Data records →
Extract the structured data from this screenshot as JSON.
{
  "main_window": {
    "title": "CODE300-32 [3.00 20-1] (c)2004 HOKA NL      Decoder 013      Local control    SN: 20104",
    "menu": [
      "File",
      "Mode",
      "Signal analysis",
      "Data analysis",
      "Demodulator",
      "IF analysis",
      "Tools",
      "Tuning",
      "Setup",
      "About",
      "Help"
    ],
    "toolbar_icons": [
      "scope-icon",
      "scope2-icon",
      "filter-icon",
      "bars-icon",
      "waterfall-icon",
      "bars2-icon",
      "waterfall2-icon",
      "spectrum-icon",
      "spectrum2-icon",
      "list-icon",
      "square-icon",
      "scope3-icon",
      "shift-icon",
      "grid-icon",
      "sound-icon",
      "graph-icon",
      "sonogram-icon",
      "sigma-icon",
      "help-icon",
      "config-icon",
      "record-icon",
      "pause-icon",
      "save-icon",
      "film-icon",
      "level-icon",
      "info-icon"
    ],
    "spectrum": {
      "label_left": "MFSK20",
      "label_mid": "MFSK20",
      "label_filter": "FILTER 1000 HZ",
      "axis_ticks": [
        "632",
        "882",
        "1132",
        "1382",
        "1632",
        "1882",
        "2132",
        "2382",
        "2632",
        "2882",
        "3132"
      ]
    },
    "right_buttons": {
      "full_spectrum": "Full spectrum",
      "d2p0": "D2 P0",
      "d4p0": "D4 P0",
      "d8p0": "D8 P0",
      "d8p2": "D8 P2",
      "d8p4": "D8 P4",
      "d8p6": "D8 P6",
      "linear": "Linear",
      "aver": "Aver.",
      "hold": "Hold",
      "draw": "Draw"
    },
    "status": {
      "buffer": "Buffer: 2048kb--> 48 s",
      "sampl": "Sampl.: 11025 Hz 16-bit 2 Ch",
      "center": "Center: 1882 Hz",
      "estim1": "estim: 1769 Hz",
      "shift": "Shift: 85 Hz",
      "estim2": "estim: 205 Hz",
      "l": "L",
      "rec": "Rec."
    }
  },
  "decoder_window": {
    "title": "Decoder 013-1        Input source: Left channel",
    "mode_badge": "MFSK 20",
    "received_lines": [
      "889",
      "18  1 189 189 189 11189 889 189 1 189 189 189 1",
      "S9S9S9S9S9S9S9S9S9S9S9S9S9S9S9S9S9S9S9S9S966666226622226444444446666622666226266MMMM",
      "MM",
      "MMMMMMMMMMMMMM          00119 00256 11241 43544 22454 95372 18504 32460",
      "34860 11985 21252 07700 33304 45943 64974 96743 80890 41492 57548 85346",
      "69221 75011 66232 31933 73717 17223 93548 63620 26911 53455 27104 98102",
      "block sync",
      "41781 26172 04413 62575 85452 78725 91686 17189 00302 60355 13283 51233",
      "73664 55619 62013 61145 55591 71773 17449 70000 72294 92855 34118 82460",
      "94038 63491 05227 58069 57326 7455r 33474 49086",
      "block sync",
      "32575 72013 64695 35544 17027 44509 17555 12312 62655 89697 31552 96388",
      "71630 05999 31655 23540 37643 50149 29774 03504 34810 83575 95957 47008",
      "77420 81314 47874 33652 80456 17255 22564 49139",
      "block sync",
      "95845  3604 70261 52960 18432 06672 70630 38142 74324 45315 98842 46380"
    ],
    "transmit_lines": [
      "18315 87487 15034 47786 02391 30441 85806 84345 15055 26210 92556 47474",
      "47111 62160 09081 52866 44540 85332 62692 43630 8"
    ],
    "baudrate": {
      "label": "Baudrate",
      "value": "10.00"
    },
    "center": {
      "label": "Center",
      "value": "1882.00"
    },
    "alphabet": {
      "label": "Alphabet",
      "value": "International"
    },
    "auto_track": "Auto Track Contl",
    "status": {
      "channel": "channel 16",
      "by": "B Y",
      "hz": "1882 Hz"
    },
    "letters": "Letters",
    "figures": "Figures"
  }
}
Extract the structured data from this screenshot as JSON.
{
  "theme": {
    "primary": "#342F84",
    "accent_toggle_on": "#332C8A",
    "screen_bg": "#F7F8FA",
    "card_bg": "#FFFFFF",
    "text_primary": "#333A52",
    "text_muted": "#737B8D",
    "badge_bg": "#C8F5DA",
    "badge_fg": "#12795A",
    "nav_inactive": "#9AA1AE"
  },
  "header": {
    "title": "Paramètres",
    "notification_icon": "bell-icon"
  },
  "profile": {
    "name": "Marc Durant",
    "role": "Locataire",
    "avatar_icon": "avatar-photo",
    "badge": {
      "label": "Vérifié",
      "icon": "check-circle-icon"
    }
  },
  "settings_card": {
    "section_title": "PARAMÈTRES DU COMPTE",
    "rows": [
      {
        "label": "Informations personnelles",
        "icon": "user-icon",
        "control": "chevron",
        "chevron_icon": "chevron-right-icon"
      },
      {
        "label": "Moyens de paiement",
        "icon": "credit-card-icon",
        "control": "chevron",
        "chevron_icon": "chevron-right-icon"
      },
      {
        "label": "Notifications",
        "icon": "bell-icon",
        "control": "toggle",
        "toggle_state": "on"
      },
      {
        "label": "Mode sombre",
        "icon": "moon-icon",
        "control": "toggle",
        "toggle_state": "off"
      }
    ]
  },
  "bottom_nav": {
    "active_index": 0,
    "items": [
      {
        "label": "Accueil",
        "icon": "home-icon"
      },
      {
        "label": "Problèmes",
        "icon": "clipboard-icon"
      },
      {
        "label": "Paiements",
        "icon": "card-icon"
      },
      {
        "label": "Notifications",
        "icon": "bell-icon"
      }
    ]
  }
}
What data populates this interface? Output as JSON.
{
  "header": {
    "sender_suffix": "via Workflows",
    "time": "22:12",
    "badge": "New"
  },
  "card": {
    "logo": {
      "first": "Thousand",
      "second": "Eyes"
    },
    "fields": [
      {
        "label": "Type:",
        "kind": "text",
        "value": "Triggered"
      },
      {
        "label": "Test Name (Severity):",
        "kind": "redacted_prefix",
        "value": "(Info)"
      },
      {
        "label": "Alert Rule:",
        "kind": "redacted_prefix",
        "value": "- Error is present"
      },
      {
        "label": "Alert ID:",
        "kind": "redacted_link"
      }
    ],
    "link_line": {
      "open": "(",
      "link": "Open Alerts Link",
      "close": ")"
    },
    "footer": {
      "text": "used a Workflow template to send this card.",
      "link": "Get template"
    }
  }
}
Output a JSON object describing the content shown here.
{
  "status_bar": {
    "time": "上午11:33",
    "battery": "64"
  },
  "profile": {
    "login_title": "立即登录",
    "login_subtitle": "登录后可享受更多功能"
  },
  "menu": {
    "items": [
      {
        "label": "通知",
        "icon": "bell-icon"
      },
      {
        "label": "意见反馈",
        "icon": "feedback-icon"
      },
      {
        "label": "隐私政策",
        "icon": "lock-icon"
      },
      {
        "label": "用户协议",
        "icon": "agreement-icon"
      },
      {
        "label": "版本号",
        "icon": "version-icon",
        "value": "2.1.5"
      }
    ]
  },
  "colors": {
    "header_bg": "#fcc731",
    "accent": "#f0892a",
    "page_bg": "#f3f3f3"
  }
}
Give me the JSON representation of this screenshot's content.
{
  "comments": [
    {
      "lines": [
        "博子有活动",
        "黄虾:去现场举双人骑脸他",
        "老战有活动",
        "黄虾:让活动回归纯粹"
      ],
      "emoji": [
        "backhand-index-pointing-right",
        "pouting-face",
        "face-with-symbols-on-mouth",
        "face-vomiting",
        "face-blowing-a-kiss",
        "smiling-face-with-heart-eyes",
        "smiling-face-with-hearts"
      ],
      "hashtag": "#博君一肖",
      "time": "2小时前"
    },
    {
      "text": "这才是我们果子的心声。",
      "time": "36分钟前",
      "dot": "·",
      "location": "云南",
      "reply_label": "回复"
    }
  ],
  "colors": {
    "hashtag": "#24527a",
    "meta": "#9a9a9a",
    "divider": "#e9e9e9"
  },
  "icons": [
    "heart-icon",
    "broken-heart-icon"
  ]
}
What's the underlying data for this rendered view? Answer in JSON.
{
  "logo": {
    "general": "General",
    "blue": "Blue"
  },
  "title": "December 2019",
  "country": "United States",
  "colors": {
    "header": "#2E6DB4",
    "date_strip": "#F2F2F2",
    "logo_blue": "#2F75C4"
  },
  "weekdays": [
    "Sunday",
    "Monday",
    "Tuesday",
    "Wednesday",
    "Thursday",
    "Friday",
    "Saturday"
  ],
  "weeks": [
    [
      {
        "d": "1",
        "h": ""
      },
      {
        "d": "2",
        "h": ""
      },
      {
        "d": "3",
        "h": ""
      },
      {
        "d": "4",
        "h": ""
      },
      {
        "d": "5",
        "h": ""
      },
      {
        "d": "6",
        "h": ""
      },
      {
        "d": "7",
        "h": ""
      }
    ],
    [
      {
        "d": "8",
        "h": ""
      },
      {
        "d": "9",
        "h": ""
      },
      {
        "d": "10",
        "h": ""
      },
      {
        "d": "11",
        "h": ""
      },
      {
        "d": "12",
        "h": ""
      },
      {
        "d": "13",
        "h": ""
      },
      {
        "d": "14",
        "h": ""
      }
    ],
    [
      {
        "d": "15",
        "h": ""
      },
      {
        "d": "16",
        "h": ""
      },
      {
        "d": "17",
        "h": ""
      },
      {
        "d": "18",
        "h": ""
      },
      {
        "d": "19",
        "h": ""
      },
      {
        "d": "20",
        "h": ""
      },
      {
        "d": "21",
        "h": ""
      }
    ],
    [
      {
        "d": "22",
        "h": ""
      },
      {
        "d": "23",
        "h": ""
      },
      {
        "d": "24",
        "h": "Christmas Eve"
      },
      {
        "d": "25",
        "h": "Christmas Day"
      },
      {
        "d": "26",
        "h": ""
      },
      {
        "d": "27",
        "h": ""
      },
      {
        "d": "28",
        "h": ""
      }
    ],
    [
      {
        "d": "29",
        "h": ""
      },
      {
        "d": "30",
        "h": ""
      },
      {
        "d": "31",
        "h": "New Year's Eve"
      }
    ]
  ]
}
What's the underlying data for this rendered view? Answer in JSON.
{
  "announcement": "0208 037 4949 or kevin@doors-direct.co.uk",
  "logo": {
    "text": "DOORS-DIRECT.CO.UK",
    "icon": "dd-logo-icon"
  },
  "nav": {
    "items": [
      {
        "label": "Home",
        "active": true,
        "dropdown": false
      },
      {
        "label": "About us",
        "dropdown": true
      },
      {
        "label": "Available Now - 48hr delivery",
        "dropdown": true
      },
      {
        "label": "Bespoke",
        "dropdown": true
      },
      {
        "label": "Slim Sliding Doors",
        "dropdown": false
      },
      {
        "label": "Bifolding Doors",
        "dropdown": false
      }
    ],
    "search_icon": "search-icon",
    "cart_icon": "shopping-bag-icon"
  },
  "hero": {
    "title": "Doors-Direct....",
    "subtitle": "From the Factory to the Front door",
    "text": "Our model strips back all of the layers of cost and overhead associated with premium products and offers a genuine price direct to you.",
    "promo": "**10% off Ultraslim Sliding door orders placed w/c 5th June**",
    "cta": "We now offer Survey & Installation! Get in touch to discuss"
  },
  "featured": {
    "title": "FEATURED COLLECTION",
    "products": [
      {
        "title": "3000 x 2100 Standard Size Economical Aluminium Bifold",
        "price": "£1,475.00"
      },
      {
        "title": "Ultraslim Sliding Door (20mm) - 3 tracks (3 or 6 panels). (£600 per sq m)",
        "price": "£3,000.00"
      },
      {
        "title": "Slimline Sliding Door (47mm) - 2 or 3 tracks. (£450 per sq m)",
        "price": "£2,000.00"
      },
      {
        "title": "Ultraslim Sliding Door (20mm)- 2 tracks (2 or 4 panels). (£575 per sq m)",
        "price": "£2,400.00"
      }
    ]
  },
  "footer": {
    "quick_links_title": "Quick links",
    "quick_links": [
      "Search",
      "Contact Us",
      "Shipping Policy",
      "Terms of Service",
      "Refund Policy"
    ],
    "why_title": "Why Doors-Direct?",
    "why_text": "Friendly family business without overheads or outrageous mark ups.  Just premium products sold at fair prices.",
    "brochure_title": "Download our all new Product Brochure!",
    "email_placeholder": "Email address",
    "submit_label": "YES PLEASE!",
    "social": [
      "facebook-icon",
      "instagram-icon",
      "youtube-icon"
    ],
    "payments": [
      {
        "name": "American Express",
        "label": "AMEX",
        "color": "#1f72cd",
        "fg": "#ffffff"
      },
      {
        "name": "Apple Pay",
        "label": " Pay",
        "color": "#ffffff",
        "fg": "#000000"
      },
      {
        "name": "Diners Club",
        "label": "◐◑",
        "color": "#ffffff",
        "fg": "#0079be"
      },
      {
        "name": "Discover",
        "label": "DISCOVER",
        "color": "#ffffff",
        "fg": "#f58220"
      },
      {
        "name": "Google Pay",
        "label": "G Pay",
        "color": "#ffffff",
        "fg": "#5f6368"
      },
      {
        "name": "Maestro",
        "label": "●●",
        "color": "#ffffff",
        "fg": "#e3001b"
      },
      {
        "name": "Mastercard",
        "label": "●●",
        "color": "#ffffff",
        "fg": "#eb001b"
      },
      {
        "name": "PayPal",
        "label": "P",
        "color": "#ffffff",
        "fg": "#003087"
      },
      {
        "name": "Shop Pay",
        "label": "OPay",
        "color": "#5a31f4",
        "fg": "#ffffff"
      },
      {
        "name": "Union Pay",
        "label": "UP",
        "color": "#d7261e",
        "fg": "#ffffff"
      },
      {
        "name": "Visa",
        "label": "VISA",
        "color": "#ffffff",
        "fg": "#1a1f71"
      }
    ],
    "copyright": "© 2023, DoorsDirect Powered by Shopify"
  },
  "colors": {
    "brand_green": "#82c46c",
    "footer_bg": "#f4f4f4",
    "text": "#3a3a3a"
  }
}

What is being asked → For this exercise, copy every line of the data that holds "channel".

Solved problem →
    "title": "Decoder 013-1        Input source: Left channel",
      "channel": "channel 16",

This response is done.